Nurse singled out for extraordinary service

Published 1:28 pm Saturday, June 30, 2018

They’re the unsung heroes of society. Day in and day out they care for others, dolling out medications and treatment to the ill, extending compassion and kindness to their charges. And every now and then, one of them is singled out for their work and their passion.

Such is the case with Matt Anderson, a registered nurse at Vidant Beaufort Hospital. Anderson was selected as this year’s recipient of the DAISY Award for Extraordinary Nurses, an honor recognizing nurses who provide a level of care beyond the norm. The Vidant Medical System awards the DAISY each year through submitted nominations — the awards are judged by a committee which neither knows the name of the person nominated nor the hospital where that person works. It was started in 1999 by the family of Patrick Barnes, whose nurses’ compassion and dedication inspired the family to create the program, and has been adopted by medical systems worldwide.

“I’m really super-humbled,” Anderson said of the award. “It’s shocking.”

It’s less shocking to the people who work with Anderson.

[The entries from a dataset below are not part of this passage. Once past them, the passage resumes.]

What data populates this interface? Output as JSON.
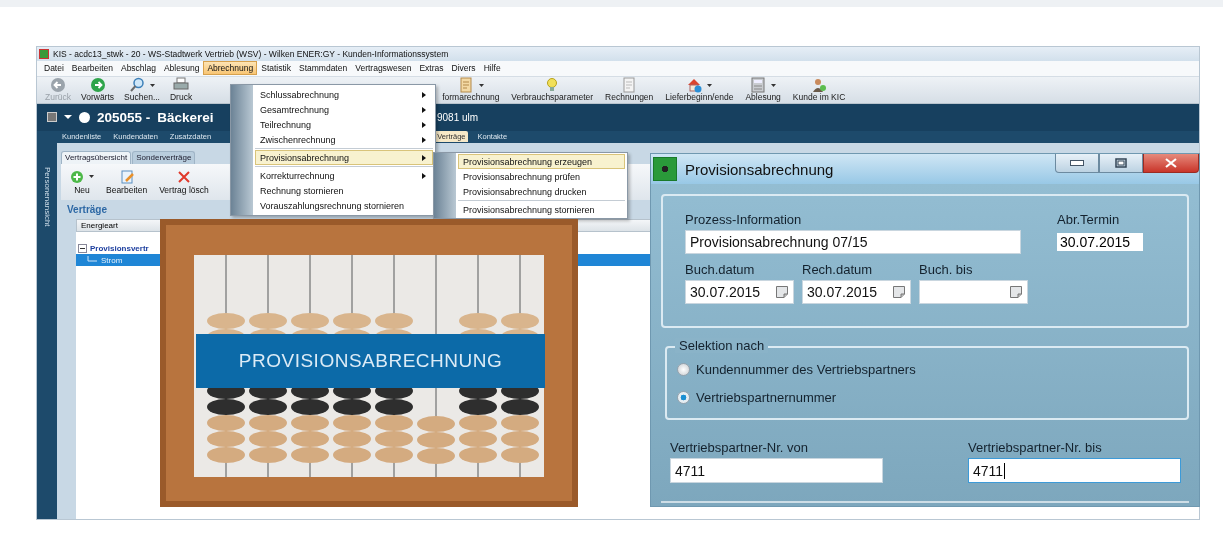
{
  "window": {
    "title": "KIS - acdc13_stwk - 20 - WS-Stadtwerk Vertrieb (WSV) - Wilken ENER:GY - Kunden-Informationssystem"
  },
  "menu_bar": [
    {
      "label": "Datei",
      "selected": false
    },
    {
      "label": "Bearbeiten",
      "selected": false
    },
    {
      "label": "Abschlag",
      "selected": false
    },
    {
      "label": "Ablesung",
      "selected": false
    },
    {
      "label": "Abrechnung",
      "selected": true
    },
    {
      "label": "Statistik",
      "selected": false
    },
    {
      "label": "Stammdaten",
      "selected": false
    },
    {
      "label": "Vertragswesen",
      "selected": false
    },
    {
      "label": "Extras",
      "selected": false
    },
    {
      "label": "Divers",
      "selected": false
    },
    {
      "label": "Hilfe",
      "selected": false
    }
  ],
  "toolbar_left": [
    {
      "label": "Zurück",
      "disabled": true,
      "dropdown": false
    },
    {
      "label": "Vorwärts",
      "disabled": false,
      "dropdown": false
    },
    {
      "label": "Suchen...",
      "disabled": false,
      "dropdown": true
    },
    {
      "label": "Druck",
      "disabled": false,
      "dropdown": false
    }
  ],
  "toolbar_right": [
    {
      "label": "formarechnung",
      "disabled": false,
      "dropdown": true
    },
    {
      "label": "Verbrauchsparameter",
      "disabled": false,
      "dropdown": false
    },
    {
      "label": "Rechnungen",
      "disabled": false,
      "dropdown": false
    },
    {
      "label": "Lieferbeginn/ende",
      "disabled": false,
      "dropdown": true
    },
    {
      "label": "Ablesung",
      "disabled": false,
      "dropdown": true
    },
    {
      "label": "Kunde im KIC",
      "disabled": false,
      "dropdown": false
    }
  ],
  "customer_header": {
    "number": "205055 -",
    "name": "Bäckerei",
    "address": "9081 ulm"
  },
  "nav_tabs_left": [
    {
      "label": "Kundenliste",
      "selected": false
    },
    {
      "label": "Kundendaten",
      "selected": false
    },
    {
      "label": "Zusatzdaten",
      "selected": false
    }
  ],
  "nav_tabs_right": [
    {
      "label": "Verträge",
      "selected": true
    },
    {
      "label": "Kontakte",
      "selected": false
    }
  ],
  "side_panel": {
    "label": "Personenansicht"
  },
  "content": {
    "tabs": [
      {
        "label": "Vertragsübersicht",
        "selected": true
      },
      {
        "label": "Sonderverträge",
        "selected": false
      }
    ],
    "toolbar": [
      {
        "label": "Neu",
        "dropdown": true
      },
      {
        "label": "Bearbeiten",
        "dropdown": false
      },
      {
        "label": "Vertrag lösch",
        "dropdown": false
      }
    ],
    "section_title": "Verträge",
    "table": {
      "columns": [
        "Energieart"
      ],
      "tree": [
        {
          "label": "Provisionsvertr",
          "expanded": true,
          "selected": false,
          "children": [
            {
              "label": "Strom",
              "selected": true
            }
          ]
        }
      ]
    }
  },
  "menu": {
    "items": [
      {
        "kind": "item",
        "label": "Schlussabrechnung",
        "submenu": true,
        "selected": false
      },
      {
        "kind": "item",
        "label": "Gesamtrechnung",
        "submenu": true,
        "selected": false
      },
      {
        "kind": "item",
        "label": "Teilrechnung",
        "submenu": true,
        "selected": false
      },
      {
        "kind": "item",
        "label": "Zwischenrechnung",
        "submenu": true,
        "selected": false
      },
      {
        "kind": "separator"
      },
      {
        "kind": "item",
        "label": "Provisionsabrechnung",
        "submenu": true,
        "selected": true
      },
      {
        "kind": "separator"
      },
      {
        "kind": "item",
        "label": "Korrekturrechnung",
        "submenu": true,
        "selected": false
      },
      {
        "kind": "item",
        "label": "Rechnung stornieren",
        "submenu": false,
        "selected": false
      },
      {
        "kind": "item",
        "label": "Vorauszahlungsrechnung stornieren",
        "submenu": false,
        "selected": false
      }
    ]
  },
  "submenu": {
    "items": [
      {
        "kind": "item",
        "label": "Provisionsabrechnung erzeugen",
        "selected": true
      },
      {
        "kind": "item",
        "label": "Provisionsabrechnung prüfen",
        "selected": false
      },
      {
        "kind": "item",
        "label": "Provisionsabrechnung drucken",
        "selected": false
      },
      {
        "kind": "separator"
      },
      {
        "kind": "item",
        "label": "Provisionsabrechnung stornieren",
        "selected": false
      }
    ]
  },
  "photo": {
    "banner": "PROVISIONSABRECHNUNG"
  },
  "dialog": {
    "title": "Provisionsabrechnung",
    "process": {
      "label": "Prozess-Information",
      "value": "Provisionsabrechnung 07/15"
    },
    "term": {
      "label": "Abr.Termin",
      "value": "30.07.2015"
    },
    "dates": [
      {
        "label": "Buch.datum",
        "value": "30.07.2015"
      },
      {
        "label": "Rech.datum",
        "value": "30.07.2015"
      },
      {
        "label": "Buch. bis"
      }
    ],
    "selection": {
      "title": "Selektion nach",
      "options": [
        {
          "label": "Kundennummer des Vertriebspartners",
          "selected": false
        },
        {
          "label": "Vertriebspartnernummer",
          "selected": true
        }
      ]
    },
    "range": [
      {
        "label": "Vertriebspartner-Nr. von",
        "value": "4711",
        "focused": false
      },
      {
        "label": "Vertriebspartner-Nr. bis",
        "value": "4711",
        "focused": true
      }
    ]
  }
}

Anderson was nominated by Leanne Fulcher, Vidant Beaufort clinical informatics EHR coordinator, because of the treatment her mother received from Anderson during three hospitalizations and two rehab stints.

“Matt just picked up and developed a relationship with her. He treated her like an important person. He’d come by and visit when he didn’t have to; he came by and spoke to her on her last trip home. It made it emotional and appreciated,” Fulcher said.

For Anderson, the one-on-one relationship building is part of his job, but, more importantly, it’s part of who he is.

“At the end of the day, it’s not all about medicine,” Anderson said. “It’s easy to develop an idea about care, and form a judgment about care, but when you talk to them, you find out it should be completely different.”

“He respected her. He listened to her,” Fulcher said.

Anderson extends the same courtesy to family visiting his patients, offering them help with anything they might need while visiting their loved ones, Fulcher said. In many ways, such attentive service is a tradition: Anderson’s mother worked at Vidant Beaufort, as did his grandmother for 30 years. When he started attending Beaufort County Community College, he naturally gravitated toward the profession.

“I fell in love with anatomy and physiology,” he said.

It was his BCCC professor Catherine Gouge, a 27-year-old MD with creation of the National Flu Model on her resume, who inspired Anderson to become a nurse. After graduation, he became part of Vidant Beaufort’s New Grad Cohort Program, in which new nurses rotate through departments for a year to find their calling. For Anderson, that was the 2-East Surgical Unit.

“I found my niche. I’m a wound freak. I like wounds, incisions, surgeries — that’s what I like,” he laughed.

He also found something else at 2-East: inspiration in the form of fellow nurse Marty Overholt.

“He mentored Matt. Matt gives him credit for shaping him into the nurse he is today,” said Anderson’s wife, Kayla, who also works at Vidant Beaufort as an education instructor.

These two nurses introduce the next generation of boys to career possibilities, according to Pam Shadle, Vidant Beaufort’s director of marketing and community outreach and development.

“We don’t have many male nurses, but we’re starting to get more,” Shadle said. “I think Matt and others like him are good role models.”

Though already role model for children and a role model for fellow nurses, Anderson said the award comes as another form of inspiration.

“It makes me want to do better. It makes me realize you touch your patients and their families (too),” Anderson said. “It’s not hard to be nice to people — it’s hard to be mean.”